### TASK DETAILS
Look for the word "JSON" in the records, and copy each line where it appears.

### PROVIDED INFORMATION
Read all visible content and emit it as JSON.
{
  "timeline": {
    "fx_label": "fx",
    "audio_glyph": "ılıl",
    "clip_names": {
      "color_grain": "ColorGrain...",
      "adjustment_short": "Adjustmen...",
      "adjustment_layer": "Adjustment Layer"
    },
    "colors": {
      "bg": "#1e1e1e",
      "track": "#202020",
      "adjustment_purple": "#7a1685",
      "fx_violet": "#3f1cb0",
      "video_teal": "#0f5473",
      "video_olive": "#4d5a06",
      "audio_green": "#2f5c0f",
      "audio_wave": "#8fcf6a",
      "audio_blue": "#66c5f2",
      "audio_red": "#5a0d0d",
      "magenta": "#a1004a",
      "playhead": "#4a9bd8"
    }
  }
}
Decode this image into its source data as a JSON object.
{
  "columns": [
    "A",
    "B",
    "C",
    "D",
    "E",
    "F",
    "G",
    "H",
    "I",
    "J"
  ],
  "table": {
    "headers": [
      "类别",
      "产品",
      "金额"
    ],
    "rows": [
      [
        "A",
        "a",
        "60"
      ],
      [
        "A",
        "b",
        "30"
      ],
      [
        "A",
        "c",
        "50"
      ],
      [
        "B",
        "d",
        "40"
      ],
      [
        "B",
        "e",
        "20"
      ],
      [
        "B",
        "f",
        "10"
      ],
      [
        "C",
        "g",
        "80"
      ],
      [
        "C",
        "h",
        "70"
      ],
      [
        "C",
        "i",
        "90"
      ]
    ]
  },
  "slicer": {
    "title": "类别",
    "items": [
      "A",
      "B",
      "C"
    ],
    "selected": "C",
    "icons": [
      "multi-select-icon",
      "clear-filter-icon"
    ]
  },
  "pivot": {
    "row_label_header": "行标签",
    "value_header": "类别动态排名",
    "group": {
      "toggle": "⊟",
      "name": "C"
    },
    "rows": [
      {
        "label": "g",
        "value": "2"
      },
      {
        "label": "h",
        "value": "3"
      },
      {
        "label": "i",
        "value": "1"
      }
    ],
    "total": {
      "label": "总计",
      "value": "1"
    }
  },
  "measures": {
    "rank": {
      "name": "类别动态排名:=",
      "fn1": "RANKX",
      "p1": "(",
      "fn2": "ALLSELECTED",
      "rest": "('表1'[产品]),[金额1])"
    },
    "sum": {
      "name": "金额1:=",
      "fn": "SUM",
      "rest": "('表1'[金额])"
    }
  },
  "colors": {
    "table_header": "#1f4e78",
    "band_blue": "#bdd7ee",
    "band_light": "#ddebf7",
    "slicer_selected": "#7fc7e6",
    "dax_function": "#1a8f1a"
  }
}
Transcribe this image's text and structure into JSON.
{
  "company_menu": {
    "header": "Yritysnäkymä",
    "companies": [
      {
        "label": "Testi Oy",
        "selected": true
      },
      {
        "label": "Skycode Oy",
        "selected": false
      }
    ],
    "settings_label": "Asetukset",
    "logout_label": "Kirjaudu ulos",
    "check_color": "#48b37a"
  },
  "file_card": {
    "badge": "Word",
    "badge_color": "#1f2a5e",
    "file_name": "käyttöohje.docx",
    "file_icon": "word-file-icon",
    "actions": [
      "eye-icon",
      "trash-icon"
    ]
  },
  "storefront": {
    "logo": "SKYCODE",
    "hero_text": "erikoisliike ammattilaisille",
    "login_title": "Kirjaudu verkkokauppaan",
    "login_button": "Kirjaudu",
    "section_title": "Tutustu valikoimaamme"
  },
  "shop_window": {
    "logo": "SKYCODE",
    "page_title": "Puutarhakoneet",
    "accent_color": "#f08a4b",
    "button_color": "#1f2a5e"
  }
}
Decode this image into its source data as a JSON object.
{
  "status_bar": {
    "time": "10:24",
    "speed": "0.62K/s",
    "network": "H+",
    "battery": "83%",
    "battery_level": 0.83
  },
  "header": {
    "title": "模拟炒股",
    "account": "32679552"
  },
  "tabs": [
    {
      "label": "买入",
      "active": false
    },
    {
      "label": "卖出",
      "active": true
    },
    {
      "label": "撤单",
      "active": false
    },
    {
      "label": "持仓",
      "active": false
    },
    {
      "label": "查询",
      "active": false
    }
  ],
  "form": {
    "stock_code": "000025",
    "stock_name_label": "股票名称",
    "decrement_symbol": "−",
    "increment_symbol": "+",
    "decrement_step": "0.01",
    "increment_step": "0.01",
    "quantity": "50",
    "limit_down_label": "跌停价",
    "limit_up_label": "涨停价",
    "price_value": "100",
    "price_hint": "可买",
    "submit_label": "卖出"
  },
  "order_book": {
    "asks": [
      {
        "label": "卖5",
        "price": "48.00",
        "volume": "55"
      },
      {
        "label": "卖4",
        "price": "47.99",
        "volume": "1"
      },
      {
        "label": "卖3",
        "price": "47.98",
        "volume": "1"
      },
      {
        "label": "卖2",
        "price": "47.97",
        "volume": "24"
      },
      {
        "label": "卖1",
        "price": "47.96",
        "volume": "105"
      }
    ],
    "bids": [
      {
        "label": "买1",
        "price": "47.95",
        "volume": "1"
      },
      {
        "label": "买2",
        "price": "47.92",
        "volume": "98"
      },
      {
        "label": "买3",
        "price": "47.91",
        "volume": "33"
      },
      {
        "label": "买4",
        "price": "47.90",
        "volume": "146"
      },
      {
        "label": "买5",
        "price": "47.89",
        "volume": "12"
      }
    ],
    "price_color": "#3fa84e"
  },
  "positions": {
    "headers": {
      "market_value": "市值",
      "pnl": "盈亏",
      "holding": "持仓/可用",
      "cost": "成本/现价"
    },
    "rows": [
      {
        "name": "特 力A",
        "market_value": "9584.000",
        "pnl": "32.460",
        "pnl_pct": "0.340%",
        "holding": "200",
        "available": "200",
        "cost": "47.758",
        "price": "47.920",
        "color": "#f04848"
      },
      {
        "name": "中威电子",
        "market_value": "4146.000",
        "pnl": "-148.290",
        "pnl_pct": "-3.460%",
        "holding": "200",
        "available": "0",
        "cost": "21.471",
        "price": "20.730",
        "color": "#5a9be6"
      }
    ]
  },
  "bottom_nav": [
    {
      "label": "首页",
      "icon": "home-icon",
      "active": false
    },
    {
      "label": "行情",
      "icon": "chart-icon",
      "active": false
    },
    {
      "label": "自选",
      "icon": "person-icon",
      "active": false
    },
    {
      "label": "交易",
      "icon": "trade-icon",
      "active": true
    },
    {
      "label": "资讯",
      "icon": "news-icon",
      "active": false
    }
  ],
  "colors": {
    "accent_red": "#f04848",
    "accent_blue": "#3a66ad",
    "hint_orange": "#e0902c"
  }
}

### RESULT BELOW
Read all visible content and emit it as JSON.
Decode this image into its source data as a JSON object.
Transcribe this image's text and structure into JSON.
Decode this image into its source data as a JSON object.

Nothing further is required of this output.